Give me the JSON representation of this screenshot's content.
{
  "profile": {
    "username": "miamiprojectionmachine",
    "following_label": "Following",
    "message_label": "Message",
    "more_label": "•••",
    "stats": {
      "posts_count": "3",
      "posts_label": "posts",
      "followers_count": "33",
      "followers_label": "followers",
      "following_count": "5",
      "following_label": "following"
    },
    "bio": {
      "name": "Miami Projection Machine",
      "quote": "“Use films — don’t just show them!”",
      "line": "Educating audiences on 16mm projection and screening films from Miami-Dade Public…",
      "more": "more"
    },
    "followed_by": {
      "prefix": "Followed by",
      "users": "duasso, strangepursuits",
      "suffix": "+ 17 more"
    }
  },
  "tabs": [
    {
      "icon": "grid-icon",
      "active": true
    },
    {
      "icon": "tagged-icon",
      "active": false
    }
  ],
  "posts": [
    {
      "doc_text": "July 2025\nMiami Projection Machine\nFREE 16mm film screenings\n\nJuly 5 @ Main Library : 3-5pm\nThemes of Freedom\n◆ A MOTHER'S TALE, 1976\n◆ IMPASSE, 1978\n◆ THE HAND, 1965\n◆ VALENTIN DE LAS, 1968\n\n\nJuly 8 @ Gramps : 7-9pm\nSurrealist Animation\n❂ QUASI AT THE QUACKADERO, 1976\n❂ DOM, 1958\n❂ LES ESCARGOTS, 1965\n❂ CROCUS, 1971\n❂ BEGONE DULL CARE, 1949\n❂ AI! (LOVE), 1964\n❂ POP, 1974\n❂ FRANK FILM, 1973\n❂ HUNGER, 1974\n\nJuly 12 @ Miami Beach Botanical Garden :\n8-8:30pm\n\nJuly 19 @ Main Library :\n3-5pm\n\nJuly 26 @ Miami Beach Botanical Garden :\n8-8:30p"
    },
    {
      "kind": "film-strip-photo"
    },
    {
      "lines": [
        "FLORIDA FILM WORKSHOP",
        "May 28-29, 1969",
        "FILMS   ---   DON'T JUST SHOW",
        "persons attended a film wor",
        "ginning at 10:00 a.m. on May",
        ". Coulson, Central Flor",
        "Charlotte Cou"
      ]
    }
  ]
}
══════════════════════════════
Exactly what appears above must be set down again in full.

Give me the JSON representation of this screenshot's content.
{
  "profile": {
    "username": "miamiprojectionmachine",
    "following_label": "Following",
    "message_label": "Message",
    "more_label": "•••",
    "stats": {
      "posts_count": "3",
      "posts_label": "posts",
      "followers_count": "33",
      "followers_label": "followers",
      "following_count": "5",
      "following_label": "following"
    },
    "bio": {
      "name": "Miami Projection Machine",
      "quote": "“Use films — don’t just show them!”",
      "line": "Educating audiences on 16mm projection and screening films from Miami-Dade Public…",
      "more": "more"
    },
    "followed_by": {
      "prefix": "Followed by",
      "users": "duasso, strangepursuits",
      "suffix": "+ 17 more"
    }
  },
  "tabs": [
    {
      "icon": "grid-icon",
      "active": true
    },
    {
      "icon": "tagged-icon",
      "active": false
    }
  ],
  "posts": [
    {
      "doc_text": "July 2025\nMiami Projection Machine\nFREE 16mm film screenings\n\nJuly 5 @ Main Library : 3-5pm\nThemes of Freedom\n◆ A MOTHER'S TALE, 1976\n◆ IMPASSE, 1978\n◆ THE HAND, 1965\n◆ VALENTIN DE LAS, 1968\n\n\nJuly 8 @ Gramps : 7-9pm\nSurrealist Animation\n❂ QUASI AT THE QUACKADERO, 1976\n❂ DOM, 1958\n❂ LES ESCARGOTS, 1965\n❂ CROCUS, 1971\n❂ BEGONE DULL CARE, 1949\n❂ AI! (LOVE), 1964\n❂ POP, 1974\n❂ FRANK FILM, 1973\n❂ HUNGER, 1974\n\nJuly 12 @ Miami Beach Botanical Garden :\n8-8:30pm\n\nJuly 19 @ Main Library :\n3-5pm\n\nJuly 26 @ Miami Beach Botanical Garden :\n8-8:30p"
    },
    {
      "kind": "film-strip-photo"
    },
    {
      "lines": [
        "FLORIDA FILM WORKSHOP",
        "May 28-29, 1969",
        "FILMS   ---   DON'T JUST SHOW",
        "persons attended a film wor",
        "ginning at 10:00 a.m. on May",
        ". Coulson, Central Flor",
        "Charlotte Cou"
      ]
    }
  ]
}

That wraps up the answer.